***** Data for analysis *****

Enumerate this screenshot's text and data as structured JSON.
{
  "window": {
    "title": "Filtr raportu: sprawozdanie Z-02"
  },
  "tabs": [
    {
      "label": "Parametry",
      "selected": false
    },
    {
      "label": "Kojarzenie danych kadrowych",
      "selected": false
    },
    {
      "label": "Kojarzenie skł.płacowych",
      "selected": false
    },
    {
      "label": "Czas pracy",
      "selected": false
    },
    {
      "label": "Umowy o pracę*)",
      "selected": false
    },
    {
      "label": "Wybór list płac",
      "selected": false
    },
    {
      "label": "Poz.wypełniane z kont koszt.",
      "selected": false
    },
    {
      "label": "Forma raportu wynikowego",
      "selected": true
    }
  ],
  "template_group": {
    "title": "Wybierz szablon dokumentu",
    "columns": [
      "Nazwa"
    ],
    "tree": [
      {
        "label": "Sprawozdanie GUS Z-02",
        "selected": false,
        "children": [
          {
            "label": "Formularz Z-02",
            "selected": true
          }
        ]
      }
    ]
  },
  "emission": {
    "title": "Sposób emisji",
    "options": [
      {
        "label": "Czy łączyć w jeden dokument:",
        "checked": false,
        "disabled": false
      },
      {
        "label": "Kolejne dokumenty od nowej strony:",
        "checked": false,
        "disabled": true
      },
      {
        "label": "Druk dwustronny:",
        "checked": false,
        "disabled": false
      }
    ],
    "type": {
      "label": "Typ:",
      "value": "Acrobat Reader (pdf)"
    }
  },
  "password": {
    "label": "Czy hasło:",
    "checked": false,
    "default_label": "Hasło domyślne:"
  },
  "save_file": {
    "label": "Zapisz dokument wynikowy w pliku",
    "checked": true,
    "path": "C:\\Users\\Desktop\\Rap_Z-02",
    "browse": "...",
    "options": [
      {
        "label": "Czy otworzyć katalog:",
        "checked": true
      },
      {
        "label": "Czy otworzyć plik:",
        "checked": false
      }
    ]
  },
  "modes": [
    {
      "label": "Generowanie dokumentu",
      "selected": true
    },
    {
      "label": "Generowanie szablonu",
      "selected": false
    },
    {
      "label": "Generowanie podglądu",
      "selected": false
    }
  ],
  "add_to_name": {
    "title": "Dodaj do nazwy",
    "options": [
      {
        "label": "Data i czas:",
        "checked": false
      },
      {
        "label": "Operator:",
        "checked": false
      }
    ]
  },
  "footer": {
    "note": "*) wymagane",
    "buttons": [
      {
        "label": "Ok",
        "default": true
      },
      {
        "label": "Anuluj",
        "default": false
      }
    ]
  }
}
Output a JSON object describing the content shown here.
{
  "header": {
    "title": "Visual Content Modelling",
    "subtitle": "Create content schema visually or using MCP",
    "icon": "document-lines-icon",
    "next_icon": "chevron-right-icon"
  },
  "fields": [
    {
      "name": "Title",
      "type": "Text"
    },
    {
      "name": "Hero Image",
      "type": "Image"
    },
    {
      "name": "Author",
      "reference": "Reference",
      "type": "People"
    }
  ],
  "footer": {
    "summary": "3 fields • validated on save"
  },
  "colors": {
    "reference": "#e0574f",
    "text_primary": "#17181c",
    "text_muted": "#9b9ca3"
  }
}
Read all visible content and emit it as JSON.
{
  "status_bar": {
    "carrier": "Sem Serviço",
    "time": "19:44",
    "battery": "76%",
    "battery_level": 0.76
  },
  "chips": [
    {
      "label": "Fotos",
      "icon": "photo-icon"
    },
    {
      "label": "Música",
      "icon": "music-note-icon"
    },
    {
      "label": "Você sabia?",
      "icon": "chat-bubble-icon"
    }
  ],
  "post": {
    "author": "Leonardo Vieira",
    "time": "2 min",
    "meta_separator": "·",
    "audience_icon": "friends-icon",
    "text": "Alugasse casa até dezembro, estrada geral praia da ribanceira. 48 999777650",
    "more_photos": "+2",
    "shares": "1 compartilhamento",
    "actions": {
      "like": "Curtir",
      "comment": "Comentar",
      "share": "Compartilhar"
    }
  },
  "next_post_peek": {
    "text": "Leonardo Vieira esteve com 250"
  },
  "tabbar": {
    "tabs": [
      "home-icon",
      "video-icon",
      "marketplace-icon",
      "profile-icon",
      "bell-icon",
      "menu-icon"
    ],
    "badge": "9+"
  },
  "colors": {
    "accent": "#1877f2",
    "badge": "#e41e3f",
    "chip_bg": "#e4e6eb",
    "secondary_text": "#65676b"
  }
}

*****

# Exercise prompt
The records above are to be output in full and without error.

# Output
Enumerate this screenshot's text and data as structured JSON.
{
  "window": {
    "title": "Filtr raportu: sprawozdanie Z-02"
  },
  "tabs": [
    {
      "label": "Parametry",
      "selected": false
    },
    {
      "label": "Kojarzenie danych kadrowych",
      "selected": false
    },
    {
      "label": "Kojarzenie skł.płacowych",
      "selected": false
    },
    {
      "label": "Czas pracy",
      "selected": false
    },
    {
      "label": "Umowy o pracę*)",
      "selected": false
    },
    {
      "label": "Wybór list płac",
      "selected": false
    },
    {
      "label": "Poz.wypełniane z kont koszt.",
      "selected": false
    },
    {
      "label": "Forma raportu wynikowego",
      "selected": true
    }
  ],
  "template_group": {
    "title": "Wybierz szablon dokumentu",
    "columns": [
      "Nazwa"
    ],
    "tree": [
      {
        "label": "Sprawozdanie GUS Z-02",
        "selected": false,
        "children": [
          {
            "label": "Formularz Z-02",
            "selected": true
          }
        ]
      }
    ]
  },
  "emission": {
    "title": "Sposób emisji",
    "options": [
      {
        "label": "Czy łączyć w jeden dokument:",
        "checked": false,
        "disabled": false
      },
      {
        "label": "Kolejne dokumenty od nowej strony:",
        "checked": false,
        "disabled": true
      },
      {
        "label": "Druk dwustronny:",
        "checked": false,
        "disabled": false
      }
    ],
    "type": {
      "label": "Typ:",
      "value": "Acrobat Reader (pdf)"
    }
  },
  "password": {
    "label": "Czy hasło:",
    "checked": false,
    "default_label": "Hasło domyślne:"
  },
  "save_file": {
    "label": "Zapisz dokument wynikowy w pliku",
    "checked": true,
    "path": "C:\\Users\\Desktop\\Rap_Z-02",
    "browse": "...",
    "options": [
      {
        "label": "Czy otworzyć katalog:",
        "checked": true
      },
      {
        "label": "Czy otworzyć plik:",
        "checked": false
      }
    ]
  },
  "modes": [
    {
      "label": "Generowanie dokumentu",
      "selected": true
    },
    {
      "label": "Generowanie szablonu",
      "selected": false
    },
    {
      "label": "Generowanie podglądu",
      "selected": false
    }
  ],
  "add_to_name": {
    "title": "Dodaj do nazwy",
    "options": [
      {
        "label": "Data i czas:",
        "checked": false
      },
      {
        "label": "Operator:",
        "checked": false
      }
    ]
  },
  "footer": {
    "note": "*) wymagane",
    "buttons": [
      {
        "label": "Ok",
        "default": true
      },
      {
        "label": "Anuluj",
        "default": false
      }
    ]
  }
}
Output a JSON object describing the content shown here.
{
  "header": {
    "title": "Visual Content Modelling",
    "subtitle": "Create content schema visually or using MCP",
    "icon": "document-lines-icon",
    "next_icon": "chevron-right-icon"
  },
  "fields": [
    {
      "name": "Title",
      "type": "Text"
    },
    {
      "name": "Hero Image",
      "type": "Image"
    },
    {
      "name": "Author",
      "reference": "Reference",
      "type": "People"
    }
  ],
  "footer": {
    "summary": "3 fields • validated on save"
  },
  "colors": {
    "reference": "#e0574f",
    "text_primary": "#17181c",
    "text_muted": "#9b9ca3"
  }
}
Read all visible content and emit it as JSON.
{
  "status_bar": {
    "carrier": "Sem Serviço",
    "time": "19:44",
    "battery": "76%",
    "battery_level": 0.76
  },
  "chips": [
    {
      "label": "Fotos",
      "icon": "photo-icon"
    },
    {
      "label": "Música",
      "icon": "music-note-icon"
    },
    {
      "label": "Você sabia?",
      "icon": "chat-bubble-icon"
    }
  ],
  "post": {
    "author": "Leonardo Vieira",
    "time": "2 min",
    "meta_separator": "·",
    "audience_icon": "friends-icon",
    "text": "Alugasse casa até dezembro, estrada geral praia da ribanceira. 48 999777650",
    "more_photos": "+2",
    "shares": "1 compartilhamento",
    "actions": {
      "like": "Curtir",
      "comment": "Comentar",
      "share": "Compartilhar"
    }
  },
  "next_post_peek": {
    "text": "Leonardo Vieira esteve com 250"
  },
  "tabbar": {
    "tabs": [
      "home-icon",
      "video-icon",
      "marketplace-icon",
      "profile-icon",
      "bell-icon",
      "menu-icon"
    ],
    "badge": "9+"
  },
  "colors": {
    "accent": "#1877f2",
    "badge": "#e41e3f",
    "chip_bg": "#e4e6eb",
    "secondary_text": "#65676b"
  }
}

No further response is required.